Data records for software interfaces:

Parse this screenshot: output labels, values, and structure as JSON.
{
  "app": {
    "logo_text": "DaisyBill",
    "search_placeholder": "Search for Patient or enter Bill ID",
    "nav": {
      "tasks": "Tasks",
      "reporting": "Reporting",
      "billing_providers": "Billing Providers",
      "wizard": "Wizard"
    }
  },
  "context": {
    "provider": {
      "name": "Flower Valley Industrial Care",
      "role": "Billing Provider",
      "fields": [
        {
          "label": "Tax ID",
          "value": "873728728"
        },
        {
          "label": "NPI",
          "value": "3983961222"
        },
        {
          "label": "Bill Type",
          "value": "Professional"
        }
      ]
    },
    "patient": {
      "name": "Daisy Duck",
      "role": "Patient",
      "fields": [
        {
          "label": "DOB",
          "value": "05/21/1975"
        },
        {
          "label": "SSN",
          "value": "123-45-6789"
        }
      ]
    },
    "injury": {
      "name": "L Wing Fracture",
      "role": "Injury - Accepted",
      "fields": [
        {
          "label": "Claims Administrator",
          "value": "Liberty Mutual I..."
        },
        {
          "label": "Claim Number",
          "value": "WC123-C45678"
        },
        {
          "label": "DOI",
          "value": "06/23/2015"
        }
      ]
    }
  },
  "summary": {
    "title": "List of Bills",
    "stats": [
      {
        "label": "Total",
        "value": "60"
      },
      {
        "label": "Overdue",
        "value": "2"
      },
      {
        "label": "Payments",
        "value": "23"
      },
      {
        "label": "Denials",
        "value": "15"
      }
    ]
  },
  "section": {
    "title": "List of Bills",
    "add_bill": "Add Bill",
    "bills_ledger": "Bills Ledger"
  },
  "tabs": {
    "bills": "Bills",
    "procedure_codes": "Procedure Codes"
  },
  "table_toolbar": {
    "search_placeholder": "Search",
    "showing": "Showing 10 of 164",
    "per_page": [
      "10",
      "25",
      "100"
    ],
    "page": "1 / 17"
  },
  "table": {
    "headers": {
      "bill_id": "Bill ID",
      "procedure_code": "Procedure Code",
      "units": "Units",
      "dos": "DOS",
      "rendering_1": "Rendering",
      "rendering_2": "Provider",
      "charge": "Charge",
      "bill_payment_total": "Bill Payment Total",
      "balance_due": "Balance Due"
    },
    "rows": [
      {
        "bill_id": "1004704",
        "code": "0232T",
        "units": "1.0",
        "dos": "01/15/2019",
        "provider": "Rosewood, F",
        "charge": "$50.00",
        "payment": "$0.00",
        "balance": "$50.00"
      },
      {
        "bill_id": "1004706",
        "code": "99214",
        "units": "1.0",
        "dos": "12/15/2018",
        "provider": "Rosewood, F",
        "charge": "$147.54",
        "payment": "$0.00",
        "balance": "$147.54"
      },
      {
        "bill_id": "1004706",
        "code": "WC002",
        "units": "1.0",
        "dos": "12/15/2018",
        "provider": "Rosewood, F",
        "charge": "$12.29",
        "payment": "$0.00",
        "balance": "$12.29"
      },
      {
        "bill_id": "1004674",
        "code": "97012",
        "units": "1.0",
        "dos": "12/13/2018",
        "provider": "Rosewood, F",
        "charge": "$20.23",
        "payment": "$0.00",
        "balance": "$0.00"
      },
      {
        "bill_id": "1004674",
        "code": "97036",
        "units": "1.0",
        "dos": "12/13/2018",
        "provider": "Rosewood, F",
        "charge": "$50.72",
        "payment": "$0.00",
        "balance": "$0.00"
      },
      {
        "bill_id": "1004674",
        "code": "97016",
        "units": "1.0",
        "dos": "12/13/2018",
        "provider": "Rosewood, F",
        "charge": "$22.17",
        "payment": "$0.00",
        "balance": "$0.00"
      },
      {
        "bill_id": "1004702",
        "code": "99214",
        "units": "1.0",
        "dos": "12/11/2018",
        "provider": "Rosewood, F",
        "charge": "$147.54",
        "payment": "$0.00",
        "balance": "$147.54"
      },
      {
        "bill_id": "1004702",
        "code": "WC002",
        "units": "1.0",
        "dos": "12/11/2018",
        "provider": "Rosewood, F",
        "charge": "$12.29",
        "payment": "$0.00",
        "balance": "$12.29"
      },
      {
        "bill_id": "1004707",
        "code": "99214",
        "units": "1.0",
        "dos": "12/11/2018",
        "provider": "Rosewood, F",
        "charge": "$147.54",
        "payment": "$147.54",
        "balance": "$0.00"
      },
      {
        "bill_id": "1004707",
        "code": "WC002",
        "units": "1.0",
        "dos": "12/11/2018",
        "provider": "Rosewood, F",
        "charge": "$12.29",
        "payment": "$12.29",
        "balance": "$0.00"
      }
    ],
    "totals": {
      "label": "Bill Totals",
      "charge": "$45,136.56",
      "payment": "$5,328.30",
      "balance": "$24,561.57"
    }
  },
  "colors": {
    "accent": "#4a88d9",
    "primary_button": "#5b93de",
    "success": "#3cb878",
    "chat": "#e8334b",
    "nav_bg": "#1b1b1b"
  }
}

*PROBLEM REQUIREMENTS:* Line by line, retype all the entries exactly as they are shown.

*RESULT:*
Parse this screenshot: output labels, values, and structure as JSON.
{
  "app": {
    "logo_text": "DaisyBill",
    "search_placeholder": "Search for Patient or enter Bill ID",
    "nav": {
      "tasks": "Tasks",
      "reporting": "Reporting",
      "billing_providers": "Billing Providers",
      "wizard": "Wizard"
    }
  },
  "context": {
    "provider": {
      "name": "Flower Valley Industrial Care",
      "role": "Billing Provider",
      "fields": [
        {
          "label": "Tax ID",
          "value": "873728728"
        },
        {
          "label": "NPI",
          "value": "3983961222"
        },
        {
          "label": "Bill Type",
          "value": "Professional"
        }
      ]
    },
    "patient": {
      "name": "Daisy Duck",
      "role": "Patient",
      "fields": [
        {
          "label": "DOB",
          "value": "05/21/1975"
        },
        {
          "label": "SSN",
          "value": "123-45-6789"
        }
      ]
    },
    "injury": {
      "name": "L Wing Fracture",
      "role": "Injury - Accepted",
      "fields": [
        {
          "label": "Claims Administrator",
          "value": "Liberty Mutual I..."
        },
        {
          "label": "Claim Number",
          "value": "WC123-C45678"
        },
        {
          "label": "DOI",
          "value": "06/23/2015"
        }
      ]
    }
  },
  "summary": {
    "title": "List of Bills",
    "stats": [
      {
        "label": "Total",
        "value": "60"
      },
      {
        "label": "Overdue",
        "value": "2"
      },
      {
        "label": "Payments",
        "value": "23"
      },
      {
        "label": "Denials",
        "value": "15"
      }
    ]
  },
  "section": {
    "title": "List of Bills",
    "add_bill": "Add Bill",
    "bills_ledger": "Bills Ledger"
  },
  "tabs": {
    "bills": "Bills",
    "procedure_codes": "Procedure Codes"
  },
  "table_toolbar": {
    "search_placeholder": "Search",
    "showing": "Showing 10 of 164",
    "per_page": [
      "10",
      "25",
      "100"
    ],
    "page": "1 / 17"
  },
  "table": {
    "headers": {
      "bill_id": "Bill ID",
      "procedure_code": "Procedure Code",
      "units": "Units",
      "dos": "DOS",
      "rendering_1": "Rendering",
      "rendering_2": "Provider",
      "charge": "Charge",
      "bill_payment_total": "Bill Payment Total",
      "balance_due": "Balance Due"
    },
    "rows": [
      {
        "bill_id": "1004704",
        "code": "0232T",
        "units": "1.0",
        "dos": "01/15/2019",
        "provider": "Rosewood, F",
        "charge": "$50.00",
        "payment": "$0.00",
        "balance": "$50.00"
      },
      {
        "bill_id": "1004706",
        "code": "99214",
        "units": "1.0",
        "dos": "12/15/2018",
        "provider": "Rosewood, F",
        "charge": "$147.54",
        "payment": "$0.00",
        "balance": "$147.54"
      },
      {
        "bill_id": "1004706",
        "code": "WC002",
        "units": "1.0",
        "dos": "12/15/2018",
        "provider": "Rosewood, F",
        "charge": "$12.29",
        "payment": "$0.00",
        "balance": "$12.29"
      },
      {
        "bill_id": "1004674",
        "code": "97012",
        "units": "1.0",
        "dos": "12/13/2018",
        "provider": "Rosewood, F",
        "charge": "$20.23",
        "payment": "$0.00",
        "balance": "$0.00"
      },
      {
        "bill_id": "1004674",
        "code": "97036",
        "units": "1.0",
        "dos": "12/13/2018",
        "provider": "Rosewood, F",
        "charge": "$50.72",
        "payment": "$0.00",
        "balance": "$0.00"
      },
      {
        "bill_id": "1004674",
        "code": "97016",
        "units": "1.0",
        "dos": "12/13/2018",
        "provider": "Rosewood, F",
        "charge": "$22.17",
        "payment": "$0.00",
        "balance": "$0.00"
      },
      {
        "bill_id": "1004702",
        "code": "99214",
        "units": "1.0",
        "dos": "12/11/2018",
        "provider": "Rosewood, F",
        "charge": "$147.54",
        "payment": "$0.00",
        "balance": "$147.54"
      },
      {
        "bill_id": "1004702",
        "code": "WC002",
        "units": "1.0",
        "dos": "12/11/2018",
        "provider": "Rosewood, F",
        "charge": "$12.29",
        "payment": "$0.00",
        "balance": "$12.29"
      },
      {
        "bill_id": "1004707",
        "code": "99214",
        "units": "1.0",
        "dos": "12/11/2018",
        "provider": "Rosewood, F",
        "charge": "$147.54",
        "payment": "$147.54",
        "balance": "$0.00"
      },
      {
        "bill_id": "1004707",
        "code": "WC002",
        "units": "1.0",
        "dos": "12/11/2018",
        "provider": "Rosewood, F",
        "charge": "$12.29",
        "payment": "$12.29",
        "balance": "$0.00"
      }
    ],
    "totals": {
      "label": "Bill Totals",
      "charge": "$45,136.56",
      "payment": "$5,328.30",
      "balance": "$24,561.57"
    }
  },
  "colors": {
    "accent": "#4a88d9",
    "primary_button": "#5b93de",
    "success": "#3cb878",
    "chat": "#e8334b",
    "nav_bg": "#1b1b1b"
  }
}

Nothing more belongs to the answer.